Research in the 1980s showed that exercise capacity could be significantly improved by ingesting carbohydrate (CHO) (Coyle et al. 1983). Since then, a plethora of research has investigated the optimal type, amount, and timing of CHO to maximize endurance performance as well as to optimize adaptation to resistance training (Stellingwerff and Cox 2014). The early 1980s also saw the introduction of the concept of the glycemic index (GI) as a means of classifying CHO types based on blood glucose concentration following consumption (Jenkins et al. 1981). However, it was not until the early 1990s that different GI meals ingested before exercise, were investigated for their role on exercise performance (Thomas et al. 1991). It was proposed that the contrasting exchange lists for CHO might influence the metabolic response and exercise performance outcomes to diets of different GI. However, CHO feeding before, during, and after exercise performance is now generally accepted as a means of improving or recovering from such performance. While high-GI (HGI) meals are also now widely used in the recovery from exercise, the role of HGI compared to low GI (LGI) foods in sports nutrition is still under debate. Taken together, the reviews of Burke et al. (1996), Siu and Wong (2004), Wright (2005), and more recently Donaldson et al. (2010), O’Reilly et al. (2010), and Mondazzi and Arcelli (2009), provide a comprehensive overview of the first 16 years of research in this area. The aim of this chapter is to provide an up-to-date summary and practical application of the evidence regarding GI and exercise performance and the recovery process.

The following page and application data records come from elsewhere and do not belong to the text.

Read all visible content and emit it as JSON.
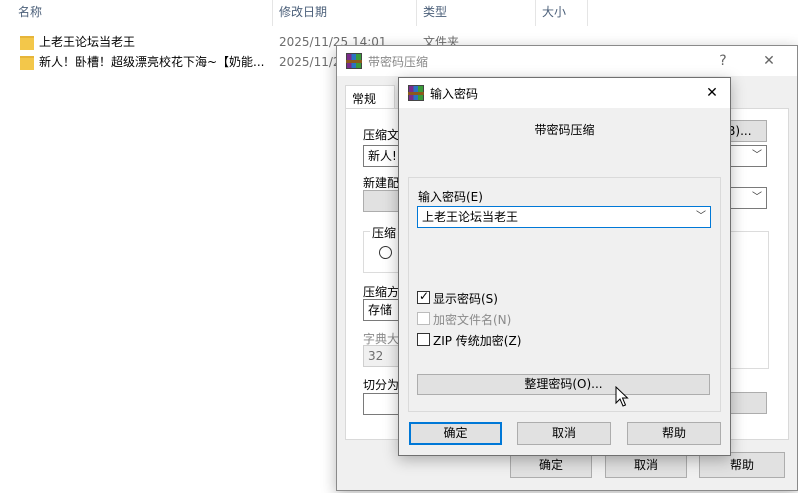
{
  "explorer": {
    "columns": [
      "名称",
      "修改日期",
      "类型",
      "大小"
    ],
    "rows": [
      {
        "name": "上老王论坛当老王",
        "date": "2025/11/25 14:01",
        "type": "文件夹"
      },
      {
        "name": "新人！卧槽！超级漂亮校花下海~【奶能...",
        "date": "2025/11/2"
      }
    ]
  },
  "archive_dialog": {
    "title": "带密码压缩",
    "help_glyph": "?",
    "close_glyph": "✕",
    "tab_general": "常规",
    "labels": {
      "archive_name": "压缩文",
      "update_mode": "新建配",
      "format_group": "压缩",
      "method": "压缩方",
      "dict_size": "字典大",
      "split": "切分为"
    },
    "browse_button": "(B)...",
    "archive_name_value": "新人!",
    "method_value": "存储",
    "dict_value": "32",
    "buttons": {
      "ok": "确定",
      "cancel": "取消",
      "help": "帮助"
    }
  },
  "password_dialog": {
    "title": "输入密码",
    "close_glyph": "✕",
    "heading": "带密码压缩",
    "password_label": "输入密码(E)",
    "password_value": "上老王论坛当老王",
    "show_password": {
      "label": "显示密码(S)",
      "checked": true
    },
    "encrypt_names": {
      "label": "加密文件名(N)",
      "checked": false,
      "disabled": true
    },
    "zip_legacy": {
      "label": "ZIP 传统加密(Z)",
      "checked": false
    },
    "organize_button": "整理密码(O)...",
    "buttons": {
      "ok": "确定",
      "cancel": "取消",
      "help": "帮助"
    }
  }
}
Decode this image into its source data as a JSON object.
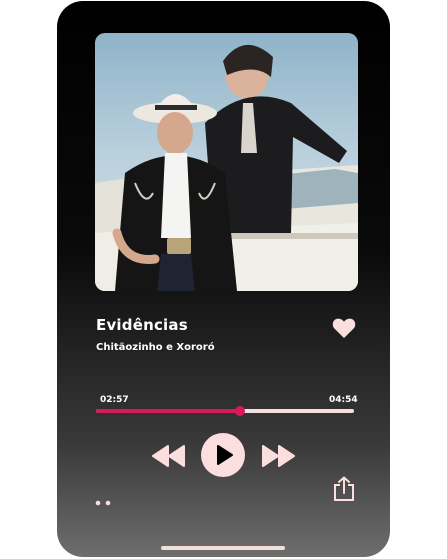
{
  "player": {
    "cover_alt": "Album cover",
    "title": "Evidências",
    "artist": "Chitãozinho e Xororó",
    "liked": true,
    "time_elapsed": "02:57",
    "time_total": "04:54",
    "progress": 0.56
  },
  "controls": {
    "rewind_icon": "rewind-icon",
    "play_icon": "play-icon",
    "forward_icon": "fast-forward-icon",
    "more_icon": "more-dots-icon",
    "share_icon": "share-icon",
    "heart_icon": "heart-icon"
  },
  "colors": {
    "accent": "#d8195a",
    "track": "#f6dfdf",
    "play_button": "#fbdede",
    "icon": "#fbdede"
  }
}
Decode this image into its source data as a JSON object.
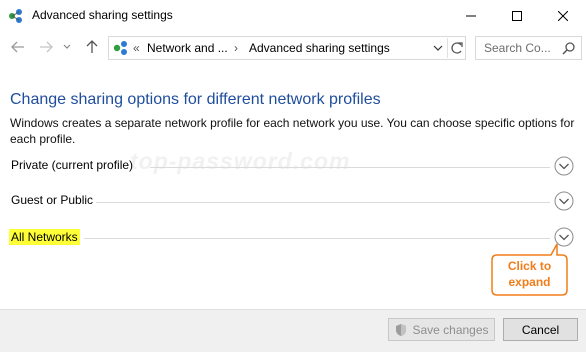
{
  "window": {
    "title": "Advanced sharing settings"
  },
  "address_bar": {
    "overflow": "«",
    "crumbs": [
      "Network and ...",
      "Advanced sharing settings"
    ],
    "separator": "›"
  },
  "search": {
    "placeholder": "Search Co..."
  },
  "main": {
    "heading": "Change sharing options for different network profiles",
    "description": "Windows creates a separate network profile for each network you use. You can choose specific options for each profile.",
    "watermark": "top-password.com",
    "sections": [
      {
        "label": "Private (current profile)",
        "state": "collapsed"
      },
      {
        "label": "Guest or Public",
        "state": "collapsed"
      },
      {
        "label": "All Networks",
        "state": "collapsed",
        "highlighted": true
      }
    ]
  },
  "callout": {
    "line1": "Click to",
    "line2": "expand",
    "color": "#f07d1a"
  },
  "footer": {
    "save_label": "Save changes",
    "cancel_label": "Cancel"
  },
  "colors": {
    "heading": "#1f4e9c",
    "highlight": "#ffff38",
    "callout": "#f07d1a"
  }
}
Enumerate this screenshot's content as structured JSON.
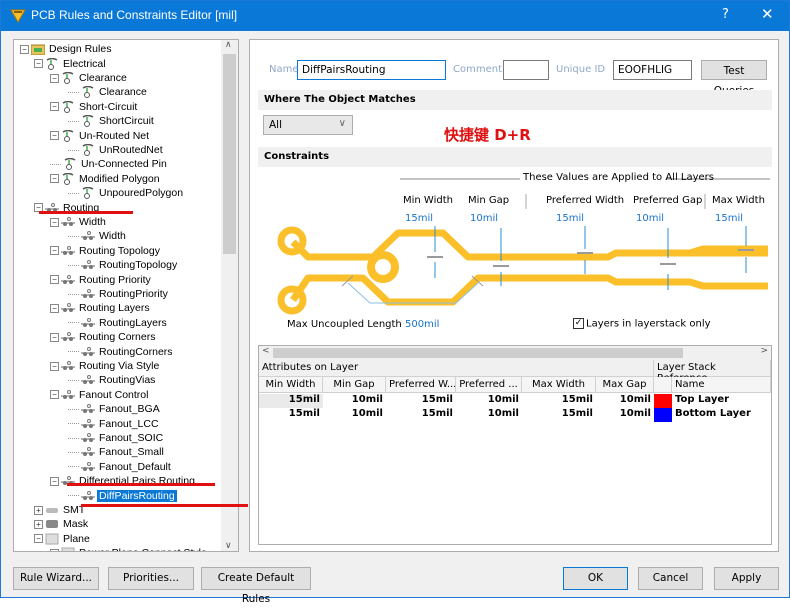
{
  "window": {
    "title": "PCB Rules and Constraints Editor [mil]",
    "help_label": "?",
    "close_label": "✕"
  },
  "tree": {
    "items": [
      {
        "label": "Design Rules",
        "level": 0,
        "expander": "−",
        "icon": "design-rules-folder-icon"
      },
      {
        "label": "Electrical",
        "level": 1,
        "expander": "−",
        "icon": "electrical-rule-icon"
      },
      {
        "label": "Clearance",
        "level": 2,
        "expander": "−",
        "icon": "electrical-rule-icon"
      },
      {
        "label": "Clearance",
        "level": 3,
        "expander": "",
        "icon": "electrical-rule-icon"
      },
      {
        "label": "Short-Circuit",
        "level": 2,
        "expander": "−",
        "icon": "electrical-rule-icon"
      },
      {
        "label": "ShortCircuit",
        "level": 3,
        "expander": "",
        "icon": "electrical-rule-icon"
      },
      {
        "label": "Un-Routed Net",
        "level": 2,
        "expander": "−",
        "icon": "electrical-rule-icon"
      },
      {
        "label": "UnRoutedNet",
        "level": 3,
        "expander": "",
        "icon": "electrical-rule-icon"
      },
      {
        "label": "Un-Connected Pin",
        "level": 2,
        "expander": "",
        "icon": "electrical-rule-icon"
      },
      {
        "label": "Modified Polygon",
        "level": 2,
        "expander": "−",
        "icon": "electrical-rule-icon"
      },
      {
        "label": "UnpouredPolygon",
        "level": 3,
        "expander": "",
        "icon": "electrical-rule-icon"
      },
      {
        "label": "Routing",
        "level": 1,
        "expander": "−",
        "icon": "routing-rule-icon"
      },
      {
        "label": "Width",
        "level": 2,
        "expander": "−",
        "icon": "routing-rule-icon"
      },
      {
        "label": "Width",
        "level": 3,
        "expander": "",
        "icon": "routing-rule-icon"
      },
      {
        "label": "Routing Topology",
        "level": 2,
        "expander": "−",
        "icon": "routing-rule-icon"
      },
      {
        "label": "RoutingTopology",
        "level": 3,
        "expander": "",
        "icon": "routing-rule-icon"
      },
      {
        "label": "Routing Priority",
        "level": 2,
        "expander": "−",
        "icon": "routing-rule-icon"
      },
      {
        "label": "RoutingPriority",
        "level": 3,
        "expander": "",
        "icon": "routing-rule-icon"
      },
      {
        "label": "Routing Layers",
        "level": 2,
        "expander": "−",
        "icon": "routing-rule-icon"
      },
      {
        "label": "RoutingLayers",
        "level": 3,
        "expander": "",
        "icon": "routing-rule-icon"
      },
      {
        "label": "Routing Corners",
        "level": 2,
        "expander": "−",
        "icon": "routing-rule-icon"
      },
      {
        "label": "RoutingCorners",
        "level": 3,
        "expander": "",
        "icon": "routing-rule-icon"
      },
      {
        "label": "Routing Via Style",
        "level": 2,
        "expander": "−",
        "icon": "routing-rule-icon"
      },
      {
        "label": "RoutingVias",
        "level": 3,
        "expander": "",
        "icon": "routing-rule-icon"
      },
      {
        "label": "Fanout Control",
        "level": 2,
        "expander": "−",
        "icon": "routing-rule-icon"
      },
      {
        "label": "Fanout_BGA",
        "level": 3,
        "expander": "",
        "icon": "routing-rule-icon"
      },
      {
        "label": "Fanout_LCC",
        "level": 3,
        "expander": "",
        "icon": "routing-rule-icon"
      },
      {
        "label": "Fanout_SOIC",
        "level": 3,
        "expander": "",
        "icon": "routing-rule-icon"
      },
      {
        "label": "Fanout_Small",
        "level": 3,
        "expander": "",
        "icon": "routing-rule-icon"
      },
      {
        "label": "Fanout_Default",
        "level": 3,
        "expander": "",
        "icon": "routing-rule-icon"
      },
      {
        "label": "Differential Pairs Routing",
        "level": 2,
        "expander": "−",
        "icon": "routing-rule-icon"
      },
      {
        "label": "DiffPairsRouting",
        "level": 3,
        "expander": "",
        "icon": "routing-rule-icon",
        "selected": true
      },
      {
        "label": "SMT",
        "level": 1,
        "expander": "+",
        "icon": "smt-rule-icon"
      },
      {
        "label": "Mask",
        "level": 1,
        "expander": "+",
        "icon": "mask-rule-icon"
      },
      {
        "label": "Plane",
        "level": 1,
        "expander": "−",
        "icon": "plane-rule-icon"
      },
      {
        "label": "Power Plane Connect Style",
        "level": 2,
        "expander": "+",
        "icon": "plane-rule-icon"
      }
    ]
  },
  "rule": {
    "name_label": "Name",
    "name_value": "DiffPairsRouting",
    "comment_label": "Comment",
    "comment_value": "",
    "unique_id_label": "Unique ID",
    "unique_id_value": "EOOFHLIG",
    "test_queries_label": "Test Queries",
    "where_section": "Where The Object Matches",
    "match_selected": "All",
    "annotation": "快捷键 D+R",
    "constraints_section": "Constraints"
  },
  "constraints": {
    "applied_label": "These Values are Applied to All Layers",
    "min_width_label": "Min Width",
    "min_width": "15mil",
    "min_gap_label": "Min Gap",
    "min_gap": "10mil",
    "pref_width_label": "Preferred Width",
    "pref_width": "15mil",
    "pref_gap_label": "Preferred Gap",
    "pref_gap": "10mil",
    "max_width_label": "Max Width",
    "max_width": "15mil",
    "max_uncoupled_label": "Max Uncoupled Length",
    "max_uncoupled": "500mil",
    "layers_only_label": "Layers in layerstack only",
    "layers_only_checked": true
  },
  "layer_table": {
    "group_attributes": "Attributes on Layer",
    "group_stack": "Layer Stack Reference",
    "columns": [
      "Min Width",
      "Min Gap",
      "Preferred W...",
      "Preferred ...",
      "Max Width",
      "Max Gap",
      "",
      "Name"
    ],
    "rows": [
      {
        "min_width": "15mil",
        "min_gap": "10mil",
        "pref_width": "15mil",
        "pref_gap": "10mil",
        "max_width": "15mil",
        "max_gap": "10mil",
        "color": "#ff0000",
        "name": "Top Layer"
      },
      {
        "min_width": "15mil",
        "min_gap": "10mil",
        "pref_width": "15mil",
        "pref_gap": "10mil",
        "max_width": "15mil",
        "max_gap": "10mil",
        "color": "#0000ff",
        "name": "Bottom Layer"
      }
    ]
  },
  "buttons": {
    "rule_wizard": "Rule Wizard...",
    "priorities": "Priorities...",
    "create_default": "Create Default Rules",
    "ok": "OK",
    "cancel": "Cancel",
    "apply": "Apply"
  },
  "colors": {
    "title_bar": "#0a78d7",
    "trace": "#fbbf2a",
    "annotation_red": "#e01010",
    "value_blue": "#1a73c9"
  }
}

|Title of host publication||The Glycemic Index: Applications in Practice|
|Number of pages||16|
|Publication status||Published - 19 Sept 2016|
|Name||The Glycemic Index: Applications in Practice|